Under the plans, expected to be revealed by the government today, companies will be obliged to put directors’ remuneration packages to shareholder vote under measures intended to curb excessive pay.
The votes would only be advisory, but ministers believe companies would be foolish to ignore an adverse result.
The scheme comes at a time when directors’ pay is once again under the spotlight, highlighted by the squabbling at Marconi over payout deals given to its ousted directors such as former FD John Mayo.
However, under the proposals to be put forward by Patricia Hewitt, the trade secretary, the annual vote will be on a report on all driectors’ pay rather than individual packages.

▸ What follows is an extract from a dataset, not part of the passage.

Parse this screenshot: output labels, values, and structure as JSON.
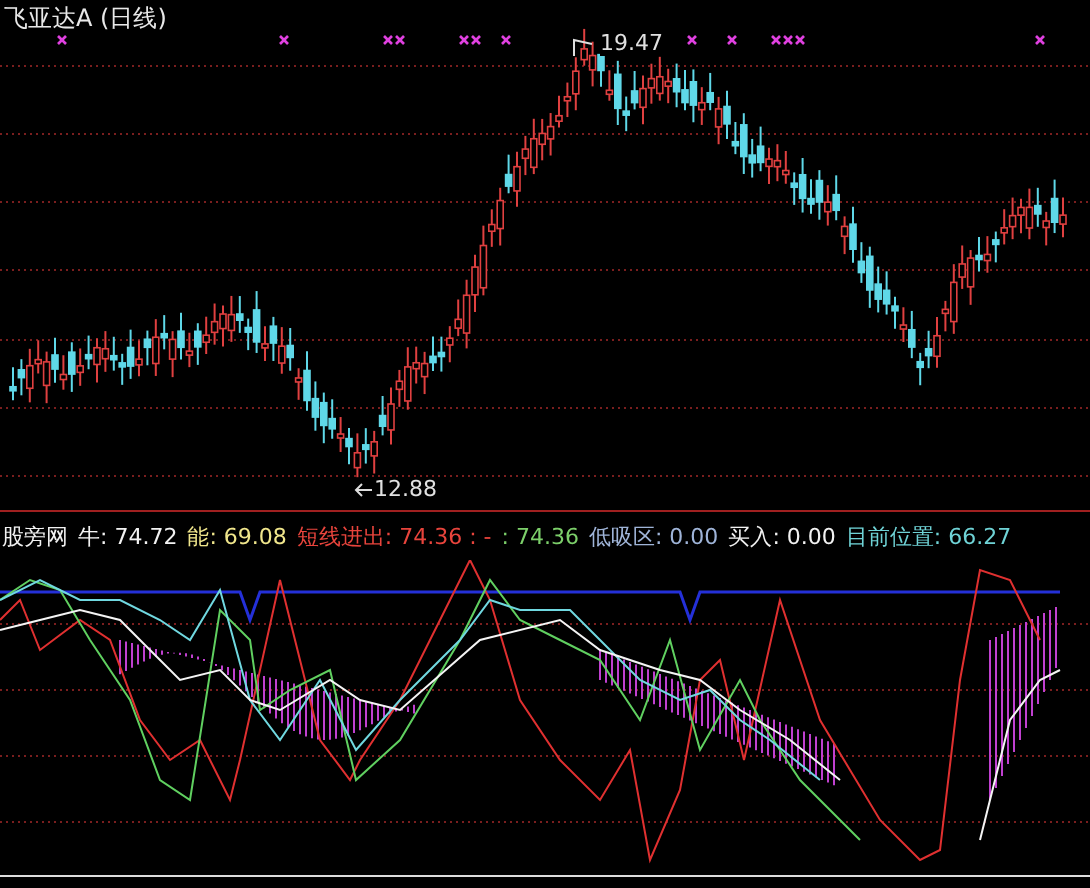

The move has been welcomed by investor groups who have long campaigned on the issue of excessive pay deals.
David Gould, investment director at the National Association of Pension Funds, described the plans as ‘very good news for shareholders’.

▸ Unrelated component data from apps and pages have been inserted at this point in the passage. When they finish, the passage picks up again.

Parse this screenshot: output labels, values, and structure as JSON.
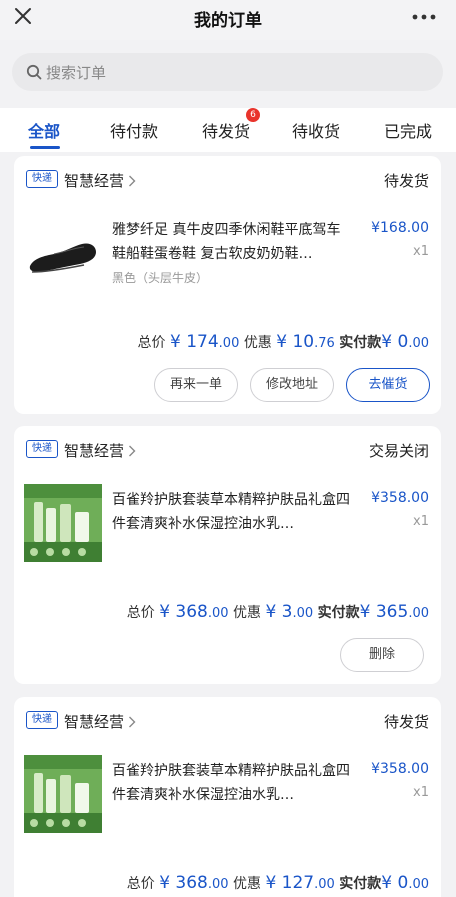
{
  "header": {
    "title": "我的订单",
    "close_icon": "close-icon",
    "more_icon": "more-dots-icon"
  },
  "search": {
    "placeholder": "搜索订单",
    "icon": "search-icon"
  },
  "tabs": [
    {
      "label": "全部",
      "active": true
    },
    {
      "label": "待付款"
    },
    {
      "label": "待发货",
      "badge": "6"
    },
    {
      "label": "待收货"
    },
    {
      "label": "已完成"
    }
  ],
  "colors": {
    "accent": "#1a55c8",
    "badge": "#e9342c"
  },
  "orders": [
    {
      "tag": "快递",
      "shop": "智慧经营",
      "status": "待发货",
      "product_title": "雅梦纤足 真牛皮四季休闲鞋平底驾车鞋船鞋蛋卷鞋 复古软皮奶奶鞋…",
      "variant": "黑色（头层牛皮）",
      "price": "¥168.00",
      "qty": "x1",
      "summary": {
        "total_label": "总价",
        "total_int": "¥ 174",
        "total_dec": ".00",
        "discount_label": "优惠",
        "discount_int": "¥ 10",
        "discount_dec": ".76",
        "paid_label": "实付款",
        "paid_int": "¥ 0",
        "paid_dec": ".00"
      },
      "buttons": [
        "再来一单",
        "修改地址",
        "去催货"
      ]
    },
    {
      "tag": "快递",
      "shop": "智慧经营",
      "status": "交易关闭",
      "product_title": "百雀羚护肤套装草本精粹护肤品礼盒四件套清爽补水保湿控油水乳…",
      "price": "¥358.00",
      "qty": "x1",
      "summary": {
        "total_label": "总价",
        "total_int": "¥ 368",
        "total_dec": ".00",
        "discount_label": "优惠",
        "discount_int": "¥ 3",
        "discount_dec": ".00",
        "paid_label": "实付款",
        "paid_int": "¥ 365",
        "paid_dec": ".00"
      },
      "buttons": [
        "删除"
      ]
    },
    {
      "tag": "快递",
      "shop": "智慧经营",
      "status": "待发货",
      "product_title": "百雀羚护肤套装草本精粹护肤品礼盒四件套清爽补水保湿控油水乳…",
      "price": "¥358.00",
      "qty": "x1",
      "summary": {
        "total_label": "总价",
        "total_int": "¥ 368",
        "total_dec": ".00",
        "discount_label": "优惠",
        "discount_int": "¥ 127",
        "discount_dec": ".00",
        "paid_label": "实付款",
        "paid_int": "¥ 0",
        "paid_dec": ".00"
      }
    }
  ]
}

UK senior partner Phil Verity has been elected for a second term at Mazars
Tallat Mahmood appointed to corporate finance team of Top 20 firm
Top 25 firm HW Fisher & Co has acquired London firm Rhodes & Rhodes

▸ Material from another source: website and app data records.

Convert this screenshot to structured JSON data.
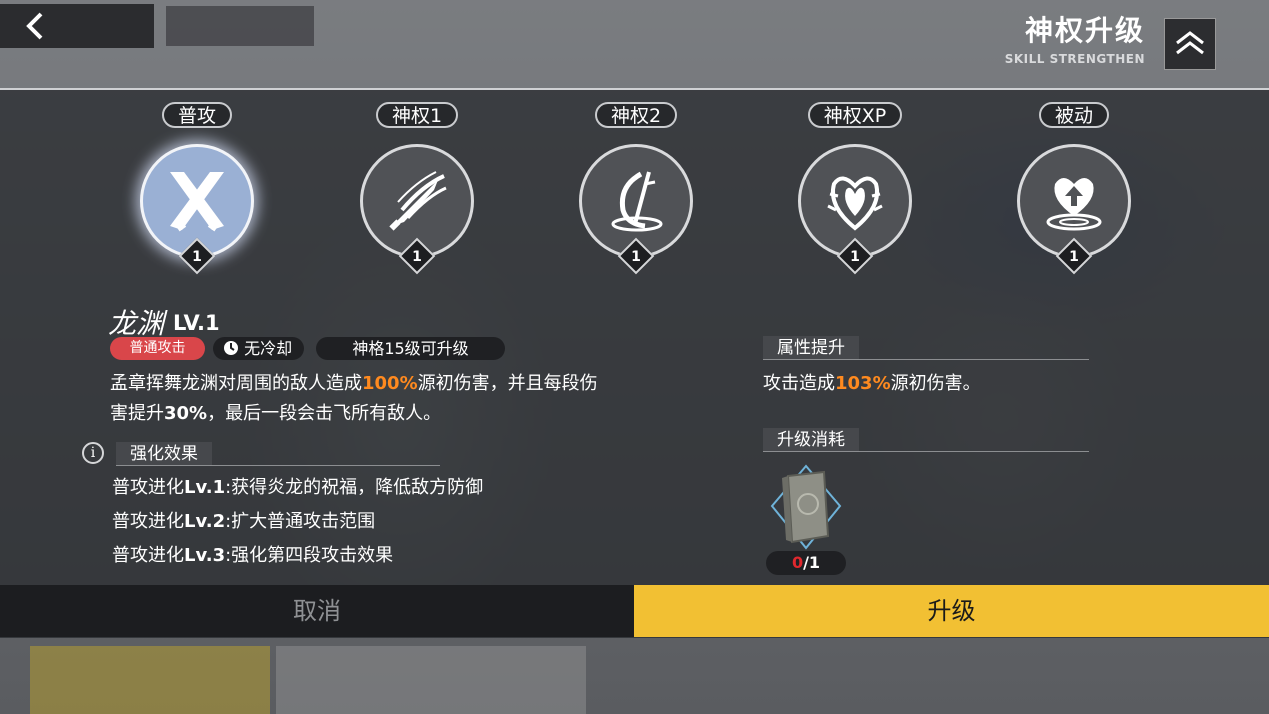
{
  "header": {
    "title": "神权升级",
    "subtitle": "SKILL STRENGTHEN"
  },
  "skills": [
    {
      "tag": "普攻",
      "level": "1",
      "icon": "crossed-blades-icon",
      "active": true
    },
    {
      "tag": "神权1",
      "level": "1",
      "icon": "sword-slash-icon",
      "active": false
    },
    {
      "tag": "神权2",
      "level": "1",
      "icon": "spiral-sword-icon",
      "active": false
    },
    {
      "tag": "神权XP",
      "level": "1",
      "icon": "flame-heart-icon",
      "active": false
    },
    {
      "tag": "被动",
      "level": "1",
      "icon": "heart-up-icon",
      "active": false
    }
  ],
  "detail": {
    "name": "龙渊",
    "level": "LV.1",
    "type_badge": "普通攻击",
    "cooldown": "无冷却",
    "unlock": "神格15级可升级",
    "desc_1": "孟章挥舞龙渊对周围的敌人造成",
    "desc_pct": "100%",
    "desc_2": "源初伤害，并且每段伤",
    "desc_3": "害提升",
    "desc_pct2": "30%",
    "desc_4": "，最后一段会击飞所有敌人。",
    "enhance_title": "强化效果",
    "enhance": [
      {
        "prefix": "普攻进化",
        "lv": "Lv.1",
        "text": ":获得炎龙的祝福，降低敌方防御"
      },
      {
        "prefix": "普攻进化",
        "lv": "Lv.2",
        "text": ":扩大普通攻击范围"
      },
      {
        "prefix": "普攻进化",
        "lv": "Lv.3",
        "text": ":强化第四段攻击效果"
      }
    ]
  },
  "attribute": {
    "title": "属性提升",
    "text_1": "攻击造成",
    "pct": "103%",
    "text_2": "源初伤害。"
  },
  "cost": {
    "title": "升级消耗",
    "item_icon": "skill-book-icon",
    "have": "0",
    "need": "/1"
  },
  "buttons": {
    "cancel": "取消",
    "upgrade": "升级"
  },
  "colors": {
    "accent": "#f2c033",
    "highlight": "#ff8a1f",
    "badge_red": "#d9464a"
  }
}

Top Ten firm RSM has appointed Nick Blundell as its head of corporate tax in Birmingham